§ **Records supplied**:
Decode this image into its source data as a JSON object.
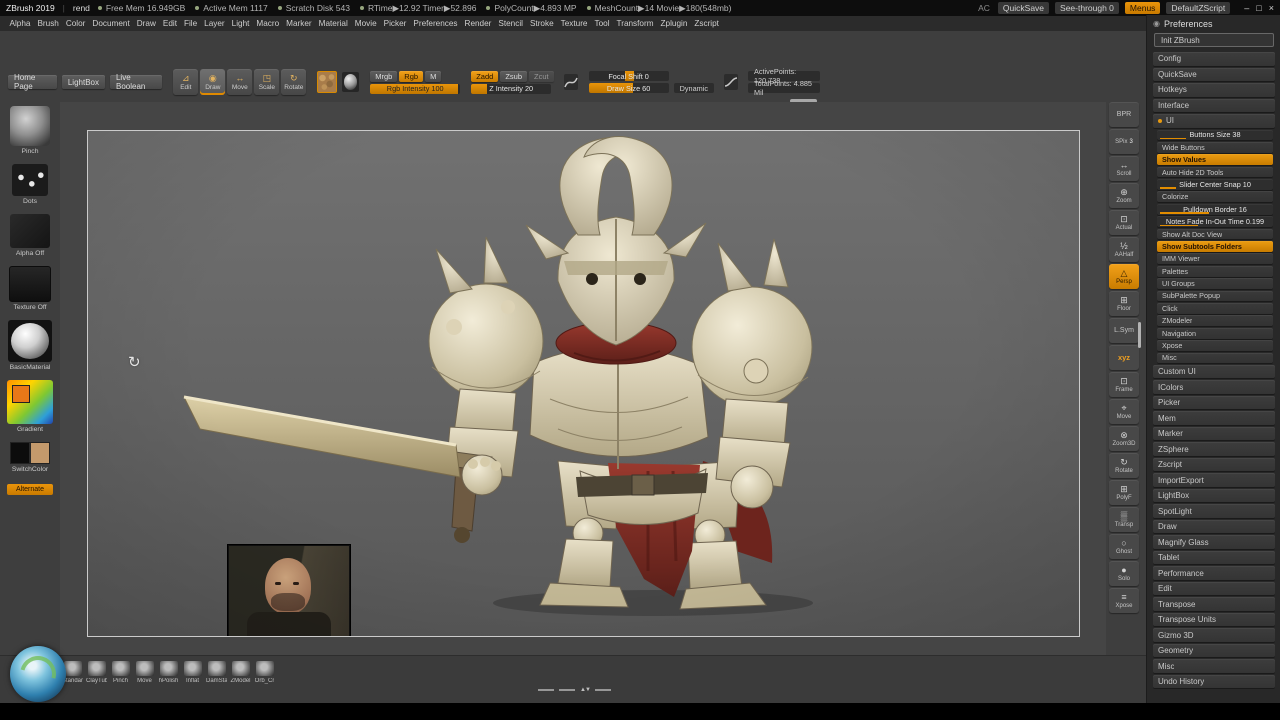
{
  "accent": "#d98a00",
  "titlebar": {
    "app_title": "ZBrush 2019",
    "doc_name": "rend",
    "stats": [
      "Free Mem 16.949GB",
      "Active Mem 1117",
      "Scratch Disk 543",
      "RTime▶12.92  Timer▶52.896",
      "PolyCount▶4.893 MP",
      "MeshCount▶14   Movie▶180(548mb)"
    ],
    "right_items": [
      {
        "label": "AC",
        "style": "plain"
      },
      {
        "label": "QuickSave"
      },
      {
        "label": "See-through 0"
      },
      {
        "label": "Menus",
        "style": "orange"
      },
      {
        "label": "DefaultZScript"
      }
    ],
    "window_controls": [
      "–",
      "□",
      "×"
    ]
  },
  "menubar": {
    "items": [
      "Alpha",
      "Brush",
      "Color",
      "Document",
      "Draw",
      "Edit",
      "File",
      "Layer",
      "Light",
      "Macro",
      "Marker",
      "Material",
      "Movie",
      "Picker",
      "Preferences",
      "Render",
      "Stencil",
      "Stroke",
      "Texture",
      "Tool",
      "Transform",
      "Zplugin",
      "Zscript"
    ]
  },
  "shelf": {
    "home_page": "Home Page",
    "lightbox": "LightBox",
    "live_boolean": "Live Boolean",
    "modes": [
      {
        "label": "Edit",
        "glyph": "⊿"
      },
      {
        "label": "Draw",
        "glyph": "◉",
        "active": true
      },
      {
        "label": "Move",
        "glyph": "↔"
      },
      {
        "label": "Scale",
        "glyph": "◳"
      },
      {
        "label": "Rotate",
        "glyph": "↻"
      }
    ],
    "color_modes": [
      {
        "label": "Mrgb"
      },
      {
        "label": "Rgb",
        "active": true
      },
      {
        "label": "M"
      }
    ],
    "rgb_intensity": "Rgb Intensity 100",
    "sculpt_modes": [
      {
        "label": "Zadd",
        "active": true
      },
      {
        "label": "Zsub"
      },
      {
        "label": "Zcut",
        "style": "dim"
      }
    ],
    "z_intensity": "Z Intensity 20",
    "focal_shift": "Focal Shift 0",
    "draw_size": "Draw Size 60",
    "dynamic": "Dynamic",
    "active_points": "ActivePoints: 120,738",
    "total_points": "TotalPoints: 4.885 Mil"
  },
  "left_panel": {
    "items": [
      {
        "label": "Pinch",
        "style": "brush"
      },
      {
        "label": "Dots",
        "style": "stroke"
      },
      {
        "label": "Alpha Off",
        "style": "alpha"
      },
      {
        "label": "Texture Off",
        "style": "texture"
      },
      {
        "label": "BasicMaterial",
        "style": "material"
      },
      {
        "label": "Gradient",
        "style": "colorpicker"
      },
      {
        "label": "SwitchColor",
        "style": "swatches"
      },
      {
        "label": "Alternate",
        "style": "orange"
      }
    ]
  },
  "right_dock": {
    "items": [
      {
        "label": "BPR",
        "style": "text"
      },
      {
        "label": "SPix",
        "value": "3"
      },
      {
        "label": "Scroll",
        "glyph": "↔"
      },
      {
        "label": "Zoom",
        "glyph": "⊕"
      },
      {
        "label": "Actual",
        "glyph": "⊡"
      },
      {
        "label": "AAHalf",
        "glyph": "½"
      },
      {
        "label": "Persp",
        "glyph": "△",
        "active": true
      },
      {
        "label": "Floor",
        "glyph": "⊞"
      },
      {
        "label": "L.Sym",
        "style": "text"
      },
      {
        "label": "xyz",
        "style": "text-orange"
      },
      {
        "label": "Frame",
        "glyph": "⊡"
      },
      {
        "label": "Move",
        "glyph": "⌖"
      },
      {
        "label": "Zoom3D",
        "glyph": "⊗"
      },
      {
        "label": "Rotate",
        "glyph": "↻"
      },
      {
        "label": "PolyF",
        "glyph": "⊞"
      },
      {
        "label": "Transp",
        "glyph": "▒"
      },
      {
        "label": "Ghost",
        "glyph": "○"
      },
      {
        "label": "Solo",
        "glyph": "●"
      },
      {
        "label": "Xpose",
        "glyph": "≡"
      }
    ]
  },
  "preferences": {
    "title": "Preferences",
    "menu_icon": "◉",
    "init_button": "Init ZBrush",
    "items": [
      {
        "label": "Config"
      },
      {
        "label": "QuickSave"
      },
      {
        "label": "Hotkeys"
      },
      {
        "label": "Interface"
      },
      {
        "label": "UI",
        "style": "section"
      },
      {
        "label": "Buttons Size 38",
        "style": "sub slider",
        "pct": 22
      },
      {
        "label": "Wide Buttons",
        "style": "sub"
      },
      {
        "label": "Show Values",
        "style": "sub orange"
      },
      {
        "label": "Auto Hide 2D Tools",
        "style": "sub"
      },
      {
        "label": "Slider Center Snap 10",
        "style": "sub slider",
        "pct": 14
      },
      {
        "label": "Colorize",
        "style": "sub"
      },
      {
        "label": "Pulldown Border 16",
        "style": "sub slider",
        "pct": 42
      },
      {
        "label": "Notes Fade In-Out Time 0.199",
        "style": "sub slider",
        "pct": 33
      },
      {
        "label": "Show Alt Doc View",
        "style": "sub"
      },
      {
        "label": "Show Subtools Folders",
        "style": "sub orange"
      },
      {
        "label": "IMM Viewer",
        "style": "sub"
      },
      {
        "label": "Palettes",
        "style": "sub"
      },
      {
        "label": "UI Groups",
        "style": "sub"
      },
      {
        "label": "SubPalette Popup",
        "style": "sub"
      },
      {
        "label": "Click",
        "style": "sub"
      },
      {
        "label": "ZModeler",
        "style": "sub"
      },
      {
        "label": "Navigation",
        "style": "sub"
      },
      {
        "label": "Xpose",
        "style": "sub"
      },
      {
        "label": "Misc",
        "style": "sub"
      },
      {
        "label": "Custom UI"
      },
      {
        "label": "IColors"
      },
      {
        "label": "Picker"
      },
      {
        "label": "Mem"
      },
      {
        "label": "Marker"
      },
      {
        "label": "ZSphere"
      },
      {
        "label": "Zscript"
      },
      {
        "label": "ImportExport"
      },
      {
        "label": "LightBox"
      },
      {
        "label": "SpotLight"
      },
      {
        "label": "Draw"
      },
      {
        "label": "Magnify Glass"
      },
      {
        "label": "Tablet"
      },
      {
        "label": "Performance"
      },
      {
        "label": "Edit"
      },
      {
        "label": "Transpose"
      },
      {
        "label": "Transpose Units"
      },
      {
        "label": "Gizmo 3D"
      },
      {
        "label": "Geometry"
      },
      {
        "label": "Misc"
      },
      {
        "label": "Undo History"
      }
    ]
  },
  "tray": {
    "brushes": [
      "Standar",
      "ClayTub",
      "Pinch",
      "Move",
      "hPolish",
      "Inflat",
      "DamSta",
      "ZModel",
      "Orb_Cr"
    ]
  },
  "canvas": {
    "rotate_cursor": "↻"
  },
  "icons": {
    "tray_arrows": "▲▼"
  }
}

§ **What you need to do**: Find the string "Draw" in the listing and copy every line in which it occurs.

§ **Written response**:
      "Draw",
        "label": "Draw",
    "draw_size": "Draw Size 60",
        "label": "Draw"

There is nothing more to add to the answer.